Barbershop Punk

Watch Barbershop Punk

  • NR
  • 2010
  • 1 hr 24 min
  • 7.1  (76)
  • 57

Barbershop Punk is a thought-provoking documentary film released in 2010 that highlights the importance of net neutrality in today's world of ever-increasing internet usage. The film was directed by Georgia Sugimura Archer and Kristin Armfield and stars well-known personalities such as Janeane Garofalo, Henry Rollins, and Wes Armstrong.

The opening scene of the movie Barbershop Punk shows us two young kids playing outside a barbershop in Washington DC, where the owner of the shop, Robb Topolski, plies his trade. Robb is seen talking to the kids, explaining the workings of the internet, and how it has made our lives easier. However, he warns them about a new phenomenon known as 'throttling,' which allows internet service providers (ISPs) to limit the speed of their customers' internet connection based on certain criteria. This conversation sets the tone for the rest of the movie, raising important questions about the future of the internet and net neutrality.

The film follows Robb Topolski, who is also a musician, as he fights against Comcast, one of the largest ISPs in the United States, for throttling his internet connection.
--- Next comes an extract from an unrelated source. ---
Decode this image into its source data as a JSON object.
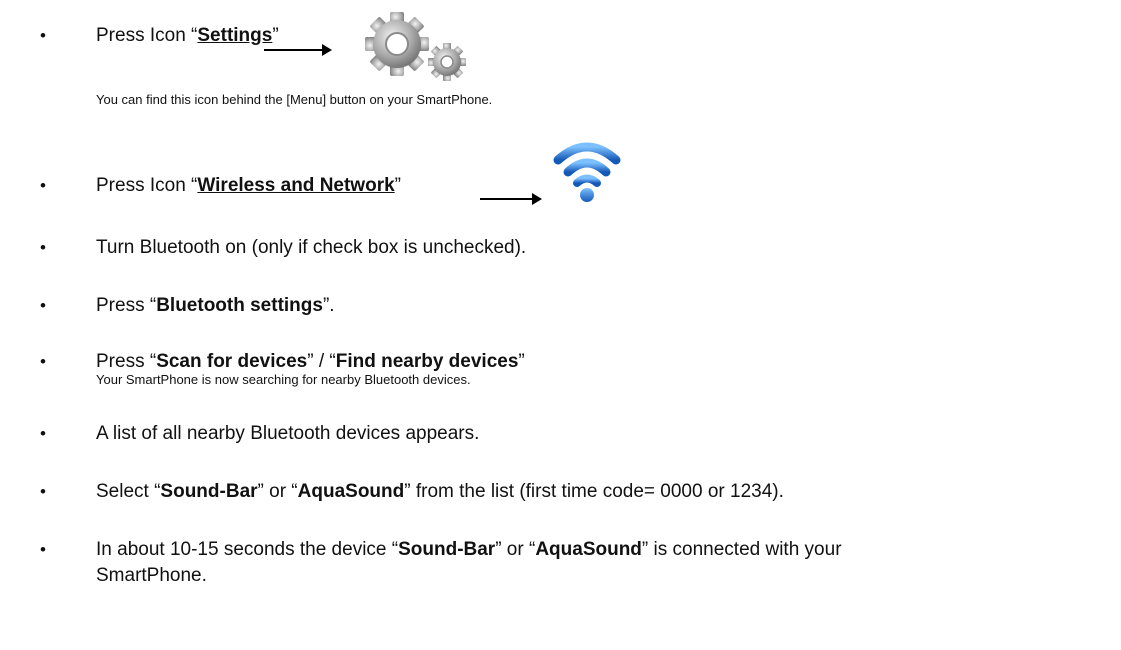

Robb vigorously protests this on the basis of net neutrality- the idea that all data on the internet should be treated equally and not given preference or discrimination based on content type or source.

The film focuses on the plight of ordinary people like Robb, whose internet usage is severely affected because of the ISPs' desire to boost their profits. Topolski, in his barbershop, becomes the central point where many people come to discuss and take action on the sensitive issue of net neutrality.

Robb's fight against Comcast leads him to Washington DC, where he is invited to testify before Congress about his work as a network engineer and also his musical career. He narrates his fight against Comcast, which has brought him face to face with the realities of a system that is rigged against the underprivileged.

Barbershop Punk wisely includes a host of experts in the field of technology, civil rights, and journalism. They all pitch in with their insights and experiences to paint a clear picture of the nefarious attempts of ISPs to discriminate against customers for their own profit.

The documentary provides the viewer with an informative and gripping experience, with the added bonus of a musical dimension. Robb's love for music takes us to several concerts, including one featuring punk legend Henry Rollins, who speaks candidly on his experience with the internet and the role it has played in his career.

Barbershop Punk is a perfectly crafted film, which seeks to grab the viewers' attention by discussing an issue which they may not have been aware of before. The directors of the documentary wrap up the documentary with Robb's fight against Comcast, which makes the contention that the fight against sweeping changes in net neutrality is not just about regulations, but also about freedom.

As the credits roll, the viewer is left with a sense of urgency and responsibility to preserve the basic tenets of net neutrality as a means of protecting individuals' freedom of speech and expression. The last scene of the documentary captures the essence of the film, as we see a group of young activists, who come together in Robb's Washington, DC barbershop, holding a concert to save the internet.

Barbershop Punk is, without a doubt, an essential and educational documentary. It provides an engaging and thought-provoking perspective on the internet, with a focus on the need for increased public awareness and activism around net neutrality. The directors and cast flawlessly portray their arguments, taking the viewer on a roller coaster of emotions, from anger to hope to determination.

In conclusion, Barbershop Punk goes well beyond merely documenting Robb Topolski's personal experiences. The documentary manages to make significant revelations about the harms caused by net neutrality violations. The film serves as a wake-up call for all of us to come together to protect the rights we cherish in the age of rapidly increasing digitalization. It's a brilliant piece of work that is not to be missed by anyone who is interested in issues of free speech, internet freedom, and democracy.

Barbershop Punk is a 2010 documentary with a runtime of 1 hour and 24 minutes. It has received moderate reviews from critics and viewers, who have given it an IMDb score of 7.1 and a MetaScore of 57.

Where to Watch Barbershop Punk
Barbershop Punk is available to watch, stream, download and buy on demand at Google Play. Some platforms allow you to rent Barbershop Punk for a limited time or purchase the movie and download it to your device.
  • Release Date
  • MPAA Rating
  • Runtime
    1 hr 24 min
  • Language
  • IMDB Rating
    7.1  (76)
  • Metascore